FIG. 2 is a front elevation view of the golf club rack apparatus 10 of FIG. 1. This view illustrates that upper arm portion 40 may have an axis 70 upon which it may rotate relative to central vertical member 30, while lower arm portion 50 may have an axis 72 upon which it may rotate relative to central vertical member 30. This view also illustrates a golf club 60 essentially vertically aligned with it's handle 66 in a given socket 52a in lower arm portion 50, and shaft 62 inserted into corresponding clasp section 42a of upper arm portion 40. The sockets in lower arm portion 50 are preferably of nominal depth, e.g., three inches, so that the golf club handles will be prevented from inadvertent removal, as by bouncing during transit over a golf course.

FIG. 3 is a side elevation view of the golf club rack apparatus 10 of FIG. 1, illustrating an alternate lower arm strap 54 arrangement, as by having a releasable buckle-type fastener 56.

FIG. 4 is a top plan view of a portion of the upper arm portion 40 of the golf club rack apparatus of this invention. Upper arm portion 40 includes a plurality of clasp sections 42a, 42b, etc. Each clasp section may include a semi-circular finger portion 80, and a moveable latch portion 82. In the preferred embodiment, latch portion 82 is spring loaded such that it may be manually depressed by the golf club shaft (or the user's hand) to permit access to the semi-circular finger for insertion of the club shaft. Thus, in FIG. 4, golf club shaft 62b can be removed from clasp section 42b by depressing latch 82.

FIG. 5 is a front elevation view of the golf club rack apparatus 10 with its upper arm portion 40 and lower arm portion 50 having been pivoted from the use position to the storage position parallel to and essentially collinear with central vertical member 30. Upper and lower arm portions 40, 50 preferably include locks, detents, or other mechanisms to maintain them in the use and/or storage positions until forcibly shifted to the other position by the user.

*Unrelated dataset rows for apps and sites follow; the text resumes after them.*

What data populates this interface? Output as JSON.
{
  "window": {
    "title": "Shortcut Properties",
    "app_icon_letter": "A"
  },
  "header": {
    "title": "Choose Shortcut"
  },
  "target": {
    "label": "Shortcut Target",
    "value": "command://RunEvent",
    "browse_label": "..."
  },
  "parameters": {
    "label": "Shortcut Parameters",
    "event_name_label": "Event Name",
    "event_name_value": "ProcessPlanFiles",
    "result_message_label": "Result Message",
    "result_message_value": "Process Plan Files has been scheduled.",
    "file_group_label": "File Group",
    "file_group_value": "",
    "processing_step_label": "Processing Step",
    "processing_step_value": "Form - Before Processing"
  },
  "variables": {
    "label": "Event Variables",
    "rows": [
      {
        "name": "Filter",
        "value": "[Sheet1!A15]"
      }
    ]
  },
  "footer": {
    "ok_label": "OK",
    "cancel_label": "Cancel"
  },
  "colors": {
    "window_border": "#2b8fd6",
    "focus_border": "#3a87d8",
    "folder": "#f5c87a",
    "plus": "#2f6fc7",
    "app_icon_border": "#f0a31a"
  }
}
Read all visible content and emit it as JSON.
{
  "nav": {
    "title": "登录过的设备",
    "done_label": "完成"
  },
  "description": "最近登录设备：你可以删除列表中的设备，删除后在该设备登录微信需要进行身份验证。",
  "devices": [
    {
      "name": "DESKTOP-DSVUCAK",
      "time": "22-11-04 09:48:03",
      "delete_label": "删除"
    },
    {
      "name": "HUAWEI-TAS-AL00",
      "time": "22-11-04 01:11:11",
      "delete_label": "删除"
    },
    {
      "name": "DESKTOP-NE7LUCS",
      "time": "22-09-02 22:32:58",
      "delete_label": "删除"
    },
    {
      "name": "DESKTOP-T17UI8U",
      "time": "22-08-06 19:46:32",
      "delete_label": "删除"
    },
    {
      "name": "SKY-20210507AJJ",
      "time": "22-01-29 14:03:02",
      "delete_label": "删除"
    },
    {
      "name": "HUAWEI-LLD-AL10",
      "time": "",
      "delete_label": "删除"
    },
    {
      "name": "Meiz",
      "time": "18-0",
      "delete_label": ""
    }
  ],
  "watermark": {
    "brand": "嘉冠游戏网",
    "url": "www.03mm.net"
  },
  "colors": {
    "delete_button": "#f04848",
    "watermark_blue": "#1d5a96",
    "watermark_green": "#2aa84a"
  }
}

While this invention has been described in connection with preferred embodiments thereof, it is obvious that modifications and changes therein may be made by those skilled in the art to which it pertains without departing from the spirit and scope of the invention. For example, the device may be used with pull carts, motorized carts, or the like. Accordingly, the scope of this invention is to be limited only by the appended claims and equivalents.

Claims

1. A golf club rack apparatus for removable installation on a golf bag having a body portion, a top and a bottom with a rim at the top defining an opening to an internal cavity into which golf clubs may be placed, said apparatus comprising:

a central vertical member having a first end and a second end, said first end including a hook portion adapted to releasably attach to the golf bag rim;
an upper arm portion pivotally connected to said central vertical member proximate said first end, said upper arm portion bearing a plurality of clasp sections;
a lower arm portion pivotally connected to said central vertical member proximate said second end, said lower arm portion including a plurality of sockets; wherein a golf club having a handle and a shaft may be placed into said apparatus by insertion of its handle into one of said sockets on said lower arm portion, and placement of its shaft into one of said clasp sections on said upper arm portion.

2. The golf club rack apparatus of claim 1 wherein said upper arm portion is pivotable to be parallel with said central vertical member.

3. The golf club rack apparatus of claim 1 wherein said lower arm portion is pivotable to be parallel with said central vertical member.

4. The golf club rack apparatus of claim 1 wherein said upper arm portion includes a plurality of clasp sections each including a semi-circular finger portion and a moveable latch portion.

Referenced Cited

U.S. Patent Documents

2621799 December 1952 Wilson
3415572 December 1968 Zagwyn
3503518 March 1970 Black

Patent History

Patent number: 5829604
Type: Grant
Filed: Feb 28, 1997
Date of Patent: Nov 3, 1998
Inventor: Harry F. Brophy (Novato, CA)
Primary Examiner: Alvin C. Chin-Shue
Assistant Examiner: Sarah Purol
Attorney: Larry D. Johnson
Application Number: 8/808,061

Classifications

Current U.S. Class: 211/702; 211/857
International Classification: A47F 700;